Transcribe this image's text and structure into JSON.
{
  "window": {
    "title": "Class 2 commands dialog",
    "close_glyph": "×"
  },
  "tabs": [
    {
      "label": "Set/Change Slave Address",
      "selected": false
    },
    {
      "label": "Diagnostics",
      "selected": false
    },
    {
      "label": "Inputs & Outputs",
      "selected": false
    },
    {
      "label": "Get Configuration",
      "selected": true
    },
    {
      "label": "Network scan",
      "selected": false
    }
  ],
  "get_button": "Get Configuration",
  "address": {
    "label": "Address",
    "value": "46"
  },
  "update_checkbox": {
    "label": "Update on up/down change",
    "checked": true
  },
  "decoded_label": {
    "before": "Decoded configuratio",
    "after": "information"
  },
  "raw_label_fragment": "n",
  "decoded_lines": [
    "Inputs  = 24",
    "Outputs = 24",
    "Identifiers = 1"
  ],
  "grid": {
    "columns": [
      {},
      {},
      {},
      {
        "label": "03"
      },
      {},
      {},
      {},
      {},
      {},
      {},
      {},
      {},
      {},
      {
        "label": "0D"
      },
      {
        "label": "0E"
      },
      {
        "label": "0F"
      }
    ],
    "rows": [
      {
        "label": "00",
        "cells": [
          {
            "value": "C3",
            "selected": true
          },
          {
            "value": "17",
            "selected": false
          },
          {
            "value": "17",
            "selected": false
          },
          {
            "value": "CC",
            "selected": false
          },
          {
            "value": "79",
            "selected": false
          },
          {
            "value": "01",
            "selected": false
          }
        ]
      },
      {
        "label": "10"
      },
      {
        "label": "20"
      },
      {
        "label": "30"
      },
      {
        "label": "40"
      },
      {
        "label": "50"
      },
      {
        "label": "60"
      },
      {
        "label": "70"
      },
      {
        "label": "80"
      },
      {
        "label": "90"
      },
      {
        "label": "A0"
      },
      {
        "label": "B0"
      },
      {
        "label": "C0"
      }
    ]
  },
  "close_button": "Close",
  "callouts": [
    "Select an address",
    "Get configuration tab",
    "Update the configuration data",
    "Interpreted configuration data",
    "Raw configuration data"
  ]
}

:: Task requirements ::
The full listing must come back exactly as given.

:: Solution to this exercise ::
Transcribe this image's text and structure into JSON.
{
  "window": {
    "title": "Class 2 commands dialog",
    "close_glyph": "×"
  },
  "tabs": [
    {
      "label": "Set/Change Slave Address",
      "selected": false
    },
    {
      "label": "Diagnostics",
      "selected": false
    },
    {
      "label": "Inputs & Outputs",
      "selected": false
    },
    {
      "label": "Get Configuration",
      "selected": true
    },
    {
      "label": "Network scan",
      "selected": false
    }
  ],
  "get_button": "Get Configuration",
  "address": {
    "label": "Address",
    "value": "46"
  },
  "update_checkbox": {
    "label": "Update on up/down change",
    "checked": true
  },
  "decoded_label": {
    "before": "Decoded configuratio",
    "after": "information"
  },
  "raw_label_fragment": "n",
  "decoded_lines": [
    "Inputs  = 24",
    "Outputs = 24",
    "Identifiers = 1"
  ],
  "grid": {
    "columns": [
      {},
      {},
      {},
      {
        "label": "03"
      },
      {},
      {},
      {},
      {},
      {},
      {},
      {},
      {},
      {},
      {
        "label": "0D"
      },
      {
        "label": "0E"
      },
      {
        "label": "0F"
      }
    ],
    "rows": [
      {
        "label": "00",
        "cells": [
          {
            "value": "C3",
            "selected": true
          },
          {
            "value": "17",
            "selected": false
          },
          {
            "value": "17",
            "selected": false
          },
          {
            "value": "CC",
            "selected": false
          },
          {
            "value": "79",
            "selected": false
          },
          {
            "value": "01",
            "selected": false
          }
        ]
      },
      {
        "label": "10"
      },
      {
        "label": "20"
      },
      {
        "label": "30"
      },
      {
        "label": "40"
      },
      {
        "label": "50"
      },
      {
        "label": "60"
      },
      {
        "label": "70"
      },
      {
        "label": "80"
      },
      {
        "label": "90"
      },
      {
        "label": "A0"
      },
      {
        "label": "B0"
      },
      {
        "label": "C0"
      }
    ]
  },
  "close_button": "Close",
  "callouts": [
    "Select an address",
    "Get configuration tab",
    "Update the configuration data",
    "Interpreted configuration data",
    "Raw configuration data"
  ]
}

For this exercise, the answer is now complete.